So your job was eliminated, or you were laid off – now what should you put on LinkedIn when you’re unemployed?
What should you disclose about your job search and goals – and how much? What current job should you list on LinkedIn?
How should you deal with or mention your unemployment status, if at all?
It’s best to craft a strategy for your LinkedIn Profile that helps head off questions and draws more traffic. Here’s how to write a strong leadership-level LinkedIn Profile while you’re still a free agent:
1 – What to put in your LinkedIn HEADLINE when you’re unemployed.
Here’s where you’ll want to ensure your leadership value proposition (rather than your employment status) stands out.
After all, your Headline is prime real estate—displayed in nearly every interaction you’ll have on the site AND the #1 most heavily weighted field in LinkedIn’s indexing scheme.
However, your employment status is NOT the brand message to send to employers. Instead, you’ll want to display a clear promise of value, while alluding to (but not directly stating) your executive job search.
These examples show how you can make your message clear to employers, without the negative connotation of “unemployed” in your Headline:
Revenue Officer. Consistent #1 Market Share & Customer Acquisition. Ready to Produce Results in Telecom, SaaS, or Retail
IT Director | VP of IT | Open to Infrastructure, Applications, or Networking Leadership in Managed Services
See A Fast Formula for a Powerful LinkedIn Headline for more insight on creating an effective Headline that attracts employers.
2 – What to put in your LinkedIn SUMMARY / ABOUT section when you’re unemployed.
Just like your Headline, the About section (formerly the Summary) can be used to deliver a direct message to employers—referring to your value proposition first and foremost.
In addition to a list of your career high points, consider starting your About text with a message similar to this example:
“I take companies to next-level growth – building IT operations as CIO that cut OPEX up to 30% and delivering apps that generate revenue, heading digital transformation, and cutting ticket resolution time 50% using analytics. Cost, value, and ROI are crucial factors in operationalizing business decisions and improving our productivity.”
Note the keywords built into this introduction (IT operations, IaaS, digital transformation, analytics, OPEX, ROI), telling employers this executive is interested in another CIO role.
You can also close your About section a call to action that states:
“I’m eager to discuss requirements for a Business Development VP who can open multiyear sales opportunities at the CIO or CTO level, using a sales background in cloud services, AI, and software.”
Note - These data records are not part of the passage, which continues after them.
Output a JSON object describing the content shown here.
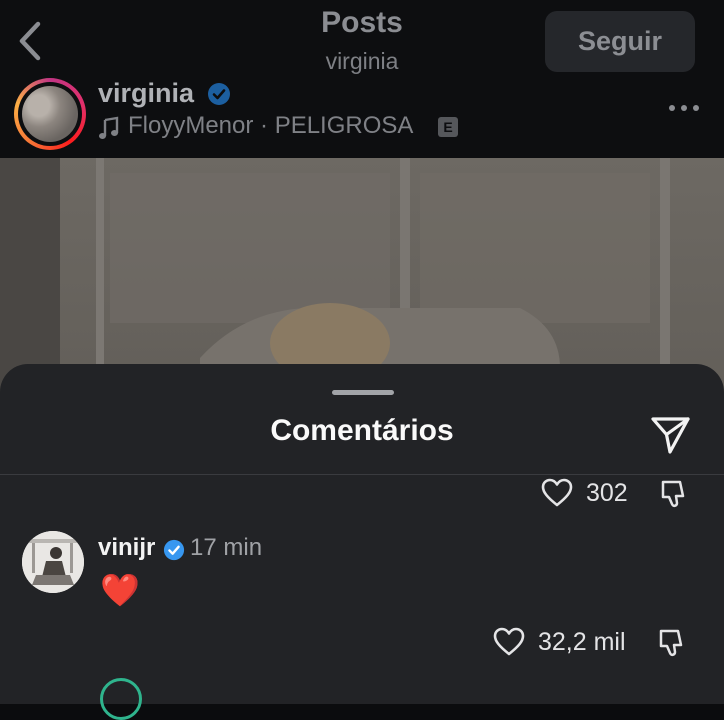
{
  "header": {
    "title": "Posts",
    "subtitle": "virginia",
    "follow_label": "Seguir"
  },
  "post": {
    "username": "virginia",
    "verified": true,
    "music": "FloyyMenor · PELIGROSA",
    "explicit_badge": "E"
  },
  "comments_sheet": {
    "title": "Comentários",
    "previous_like_count": "302",
    "comment": {
      "username": "vinijr",
      "verified": true,
      "time": "17 min",
      "text": "❤️",
      "like_count": "32,2 mil"
    }
  },
  "icons": {
    "back": "chevron-left-icon",
    "verified": "verified-badge-icon",
    "music": "music-note-icon",
    "more": "more-horizontal-icon",
    "share": "send-icon",
    "like": "heart-outline-icon",
    "dislike": "thumbs-down-icon"
  },
  "colors": {
    "sheet_background": "#222326",
    "verified_blue": "#3797f0",
    "heart_red": "#e8203a"
  }
}
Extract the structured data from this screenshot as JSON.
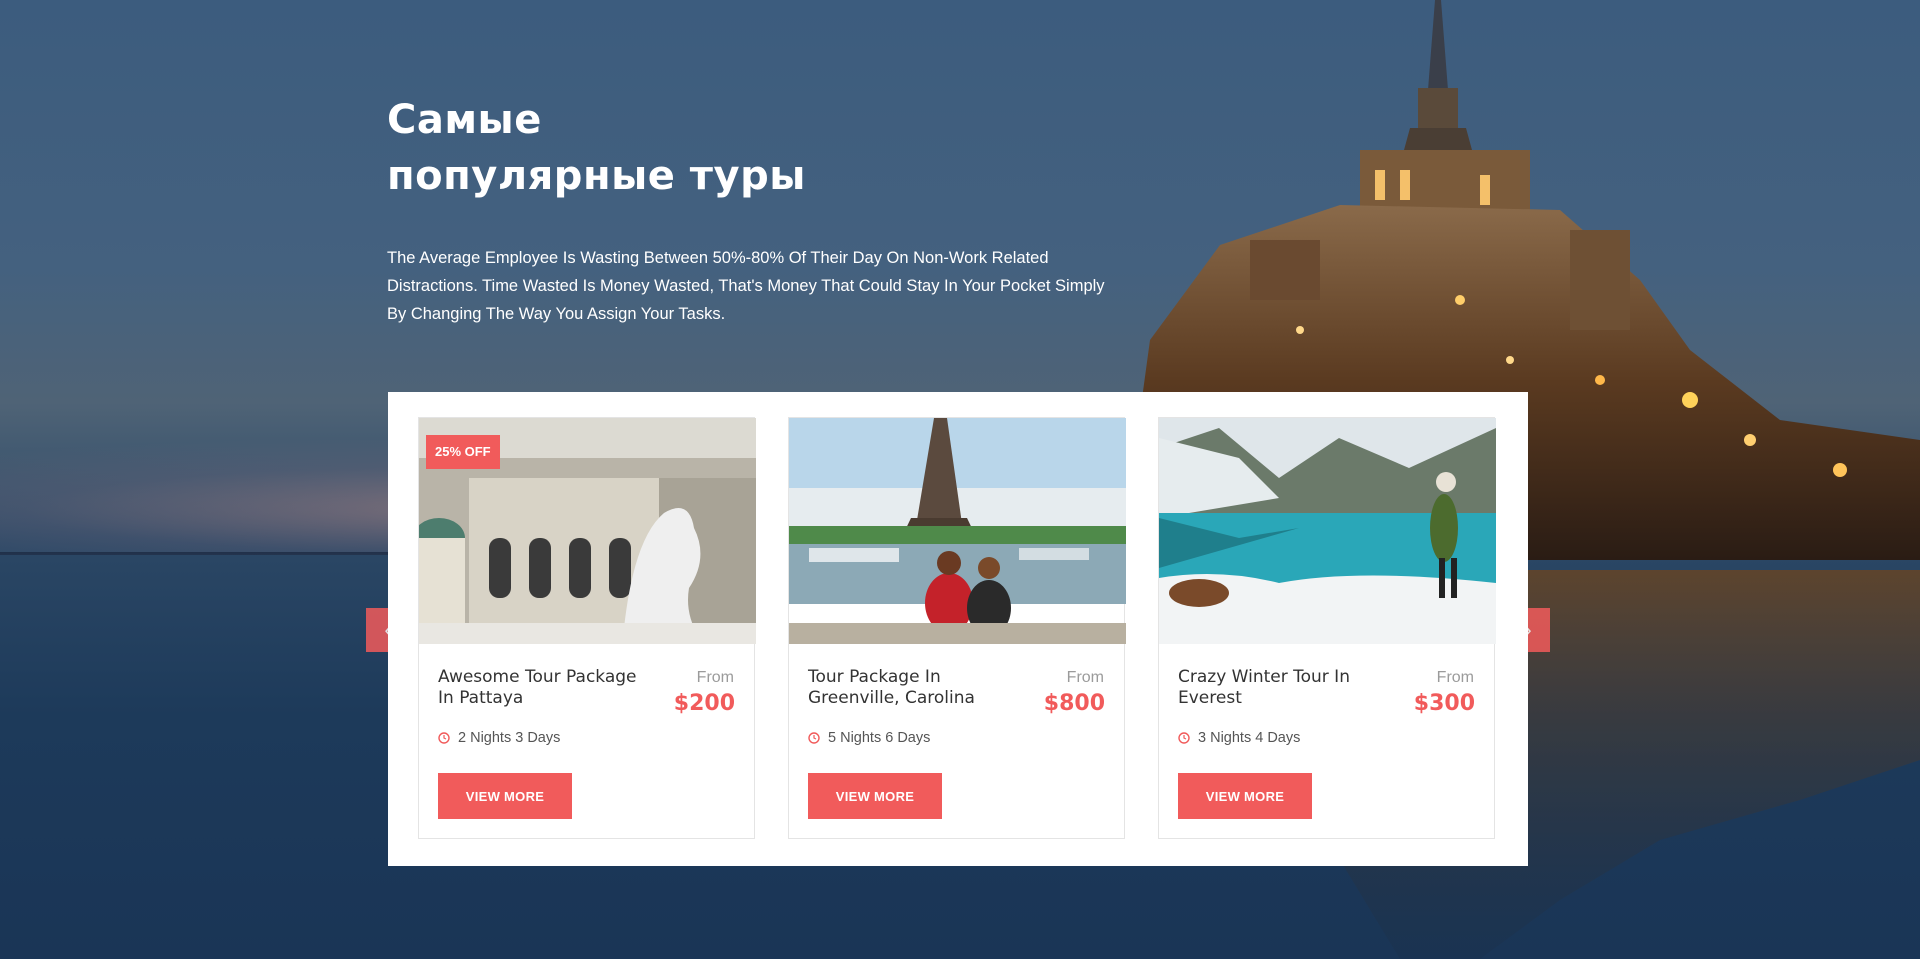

In this example, Business Development VP, sales, CIO, CTO, cloud services, AI, software, and other industry-specific terms are all used as keywords to attract attention from the right employer.
Remember, you actually have BETTER opportunities to promote yourself on LinkedIn when unemployed! Use the About section to openly display your expertise, without worrying that your CEO, Board, or team are viewing your Profile with suspicion.
3 – What to put in your LinkedIn EXPERIENCE section when unemployed.
If your employment ended only recently, you have several options.
Some users leave the Profile Experience section alone for a few months, especially if they’re receiving severance pay from an executive role.
Another option is to simply give your former job an End Date on your LinkedIn Profile. While doing so will drop your Profile’s searchability (slightly), this is also the most straightforward way to show your current status.
In some cases, executives add a “current job” entry to give recruiters an idea of the title they’re seeking, while making it clear they’re currently unemployed. Should you decide to do so, a simple “COO in Transition” or “IT Leader Open to Project Opportunities” can educate Profile readers on your status.
What you should put on LinkedIn when you’re unemployed, basically, is a reflection of what you offer employers going FORWARD.
It’s not about your unemployment status, but what you uniquely offer the right employer.
So go ahead and be more open, writing your Profile to gain more views from employers – and setting you up to find the right opportunity.